[Task goal] An exact repeat is needed of the lines from the one with "What data populates" through the last line of the data below. Please omit the pictures.

(Provided entries)

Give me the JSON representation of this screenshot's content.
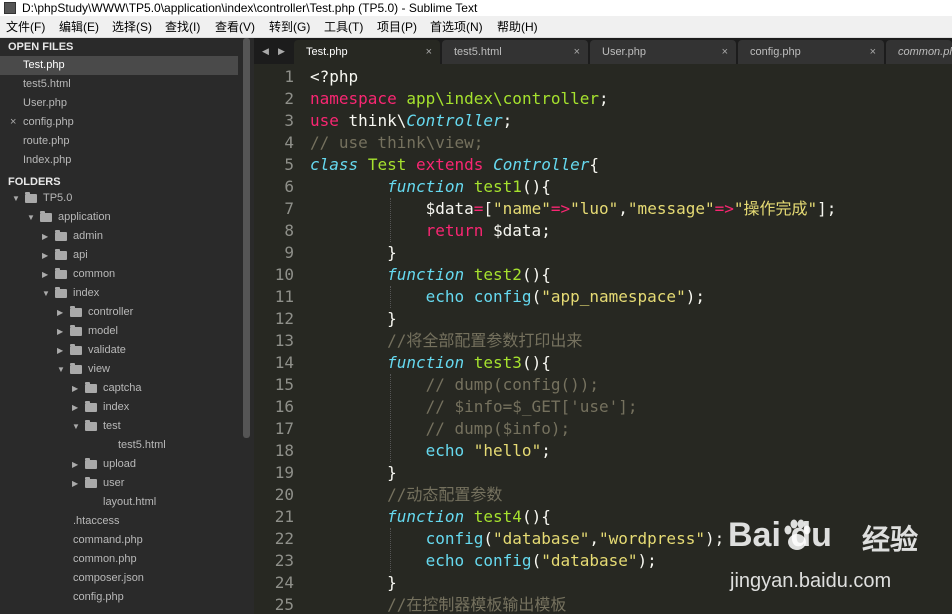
{
  "window": {
    "title": "D:\\phpStudy\\WWW\\TP5.0\\application\\index\\controller\\Test.php (TP5.0) - Sublime Text"
  },
  "menubar": {
    "items": [
      "文件(F)",
      "编辑(E)",
      "选择(S)",
      "查找(I)",
      "查看(V)",
      "转到(G)",
      "工具(T)",
      "项目(P)",
      "首选项(N)",
      "帮助(H)"
    ]
  },
  "sidebar": {
    "open_files_header": "OPEN FILES",
    "open_files": [
      "Test.php",
      "test5.html",
      "User.php",
      "config.php",
      "route.php",
      "Index.php"
    ],
    "active_open_file": 0,
    "modified_open_file": 3,
    "folders_header": "FOLDERS",
    "tree": [
      {
        "label": "TP5.0",
        "depth": 0,
        "kind": "folder",
        "open": true
      },
      {
        "label": "application",
        "depth": 1,
        "kind": "folder",
        "open": true
      },
      {
        "label": "admin",
        "depth": 2,
        "kind": "folder",
        "open": false
      },
      {
        "label": "api",
        "depth": 2,
        "kind": "folder",
        "open": false
      },
      {
        "label": "common",
        "depth": 2,
        "kind": "folder",
        "open": false
      },
      {
        "label": "index",
        "depth": 2,
        "kind": "folder",
        "open": true
      },
      {
        "label": "controller",
        "depth": 3,
        "kind": "folder",
        "open": false
      },
      {
        "label": "model",
        "depth": 3,
        "kind": "folder",
        "open": false
      },
      {
        "label": "validate",
        "depth": 3,
        "kind": "folder",
        "open": false
      },
      {
        "label": "view",
        "depth": 3,
        "kind": "folder",
        "open": true
      },
      {
        "label": "captcha",
        "depth": 4,
        "kind": "folder",
        "open": false
      },
      {
        "label": "index",
        "depth": 4,
        "kind": "folder",
        "open": false
      },
      {
        "label": "test",
        "depth": 4,
        "kind": "folder",
        "open": true
      },
      {
        "label": "test5.html",
        "depth": 5,
        "kind": "file"
      },
      {
        "label": "upload",
        "depth": 4,
        "kind": "folder",
        "open": false
      },
      {
        "label": "user",
        "depth": 4,
        "kind": "folder",
        "open": false
      },
      {
        "label": "layout.html",
        "depth": 4,
        "kind": "file"
      },
      {
        "label": ".htaccess",
        "depth": 2,
        "kind": "file"
      },
      {
        "label": "command.php",
        "depth": 2,
        "kind": "file"
      },
      {
        "label": "common.php",
        "depth": 2,
        "kind": "file"
      },
      {
        "label": "composer.json",
        "depth": 2,
        "kind": "file"
      },
      {
        "label": "config.php",
        "depth": 2,
        "kind": "file"
      }
    ]
  },
  "tabs": [
    {
      "label": "Test.php",
      "active": true
    },
    {
      "label": "test5.html",
      "active": false
    },
    {
      "label": "User.php",
      "active": false
    },
    {
      "label": "config.php",
      "active": false
    },
    {
      "label": "common.ph",
      "active": false
    }
  ],
  "tab_close_glyph": "×",
  "tab_nav": {
    "left": "◀",
    "right": "▶"
  },
  "code_lines": [
    [
      [
        "w",
        "<?php"
      ]
    ],
    [
      [
        "k",
        "namespace"
      ],
      [
        "w",
        " "
      ],
      [
        "t",
        "app\\index\\controller"
      ],
      [
        "w",
        ";"
      ]
    ],
    [
      [
        "k",
        "use"
      ],
      [
        "w",
        " think\\"
      ],
      [
        "i",
        "Controller"
      ],
      [
        "w",
        ";"
      ]
    ],
    [
      [
        "c",
        "// use think\\view;"
      ]
    ],
    [
      [
        "i",
        "class"
      ],
      [
        "w",
        " "
      ],
      [
        "t",
        "Test"
      ],
      [
        "w",
        " "
      ],
      [
        "k",
        "extends"
      ],
      [
        "w",
        " "
      ],
      [
        "i",
        "Controller"
      ],
      [
        "w",
        "{"
      ]
    ],
    [
      [
        "w",
        "        "
      ],
      [
        "i",
        "function"
      ],
      [
        "w",
        " "
      ],
      [
        "t",
        "test1"
      ],
      [
        "w",
        "(){"
      ]
    ],
    [
      [
        "w",
        "            $data"
      ],
      [
        "k",
        "="
      ],
      [
        "w",
        "["
      ],
      [
        "s",
        "\"name\""
      ],
      [
        "k",
        "=>"
      ],
      [
        "s",
        "\"luo\""
      ],
      [
        "w",
        ","
      ],
      [
        "s",
        "\"message\""
      ],
      [
        "k",
        "=>"
      ],
      [
        "s",
        "\"操作完成\""
      ],
      [
        "w",
        "];"
      ]
    ],
    [
      [
        "w",
        "            "
      ],
      [
        "k",
        "return"
      ],
      [
        "w",
        " $data;"
      ]
    ],
    [
      [
        "w",
        "        }"
      ]
    ],
    [
      [
        "w",
        "        "
      ],
      [
        "i",
        "function"
      ],
      [
        "w",
        " "
      ],
      [
        "t",
        "test2"
      ],
      [
        "w",
        "(){"
      ]
    ],
    [
      [
        "w",
        "            "
      ],
      [
        "f",
        "echo"
      ],
      [
        "w",
        " "
      ],
      [
        "f",
        "config"
      ],
      [
        "w",
        "("
      ],
      [
        "s",
        "\"app_namespace\""
      ],
      [
        "w",
        ");"
      ]
    ],
    [
      [
        "w",
        "        }"
      ]
    ],
    [
      [
        "w",
        "        "
      ],
      [
        "c",
        "//将全部配置参数打印出来"
      ]
    ],
    [
      [
        "w",
        "        "
      ],
      [
        "i",
        "function"
      ],
      [
        "w",
        " "
      ],
      [
        "t",
        "test3"
      ],
      [
        "w",
        "(){"
      ]
    ],
    [
      [
        "w",
        "            "
      ],
      [
        "c",
        "// dump(config());"
      ]
    ],
    [
      [
        "w",
        "            "
      ],
      [
        "c",
        "// $info=$_GET['use'];"
      ]
    ],
    [
      [
        "w",
        "            "
      ],
      [
        "c",
        "// dump($info);"
      ]
    ],
    [
      [
        "w",
        "            "
      ],
      [
        "f",
        "echo"
      ],
      [
        "w",
        " "
      ],
      [
        "s",
        "\"hello\""
      ],
      [
        "w",
        ";"
      ]
    ],
    [
      [
        "w",
        "        }"
      ]
    ],
    [
      [
        "w",
        "        "
      ],
      [
        "c",
        "//动态配置参数"
      ]
    ],
    [
      [
        "w",
        "        "
      ],
      [
        "i",
        "function"
      ],
      [
        "w",
        " "
      ],
      [
        "t",
        "test4"
      ],
      [
        "w",
        "(){"
      ]
    ],
    [
      [
        "w",
        "            "
      ],
      [
        "f",
        "config"
      ],
      [
        "w",
        "("
      ],
      [
        "s",
        "\"database\""
      ],
      [
        "w",
        ","
      ],
      [
        "s",
        "\"wordpress\""
      ],
      [
        "w",
        ");"
      ]
    ],
    [
      [
        "w",
        "            "
      ],
      [
        "f",
        "echo"
      ],
      [
        "w",
        " "
      ],
      [
        "f",
        "config"
      ],
      [
        "w",
        "("
      ],
      [
        "s",
        "\"database\""
      ],
      [
        "w",
        ");"
      ]
    ],
    [
      [
        "w",
        "        }"
      ]
    ],
    [
      [
        "w",
        "        "
      ],
      [
        "c",
        "//在控制器模板输出模板"
      ]
    ]
  ],
  "watermark": {
    "brand": "Bai du",
    "jingyan": "经验",
    "domain": "jingyan.baidu.com"
  },
  "colors": {
    "keyword": "#f92672",
    "string": "#e6db74",
    "comment": "#75715e",
    "entity": "#a6e22e",
    "storage": "#66d9ef",
    "background": "#272822",
    "sidebar": "#2a2a2a"
  }
}
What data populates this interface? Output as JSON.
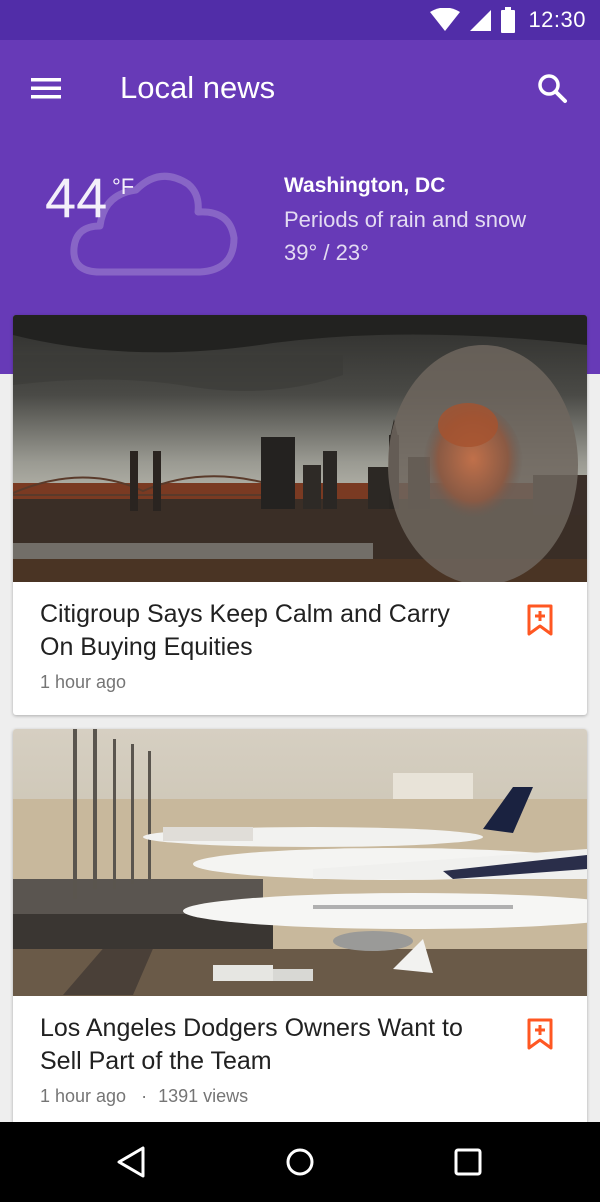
{
  "status_bar": {
    "time": "12:30",
    "icons": [
      "wifi-icon",
      "cellular-signal-icon",
      "battery-icon"
    ]
  },
  "app_bar": {
    "title": "Local news",
    "left_icon": "menu-icon",
    "right_icon": "search-icon"
  },
  "weather": {
    "temperature": "44",
    "unit": "°F",
    "icon": "cloud-icon",
    "location": "Washington, DC",
    "condition": "Periods of rain and snow",
    "range": "39° / 23°"
  },
  "articles": [
    {
      "title": "Citigroup Says Keep Calm and Carry On Buying Equities",
      "time": "1 hour ago",
      "views": "",
      "image": "city-skyline-bridge-photo",
      "action_icon": "bookmark-add-icon"
    },
    {
      "title": "Los Angeles Dodgers Owners Want to Sell Part of the Team",
      "time": "1 hour ago",
      "views": "1391 views",
      "image": "airport-airplanes-photo",
      "action_icon": "bookmark-add-icon"
    }
  ],
  "nav_bar": {
    "icons": [
      "back-icon",
      "home-icon",
      "recents-icon"
    ]
  },
  "colors": {
    "status_bar": "#512DA8",
    "primary": "#673AB7",
    "accent": "#FF5722",
    "background": "#EEEEEE"
  }
}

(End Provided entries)

[Reply]
What data populates this interface? Output as JSON.
{
  "status_bar": {
    "time": "12:30",
    "icons": [
      "wifi-icon",
      "cellular-signal-icon",
      "battery-icon"
    ]
  },
  "app_bar": {
    "title": "Local news",
    "left_icon": "menu-icon",
    "right_icon": "search-icon"
  },
  "weather": {
    "temperature": "44",
    "unit": "°F",
    "icon": "cloud-icon",
    "location": "Washington, DC",
    "condition": "Periods of rain and snow",
    "range": "39° / 23°"
  },
  "articles": [
    {
      "title": "Citigroup Says Keep Calm and Carry On Buying Equities",
      "time": "1 hour ago",
      "views": "",
      "image": "city-skyline-bridge-photo",
      "action_icon": "bookmark-add-icon"
    },
    {
      "title": "Los Angeles Dodgers Owners Want to Sell Part of the Team",
      "time": "1 hour ago",
      "views": "1391 views",
      "image": "airport-airplanes-photo",
      "action_icon": "bookmark-add-icon"
    }
  ],
  "nav_bar": {
    "icons": [
      "back-icon",
      "home-icon",
      "recents-icon"
    ]
  },
  "colors": {
    "status_bar": "#512DA8",
    "primary": "#673AB7",
    "accent": "#FF5722",
    "background": "#EEEEEE"
  }
}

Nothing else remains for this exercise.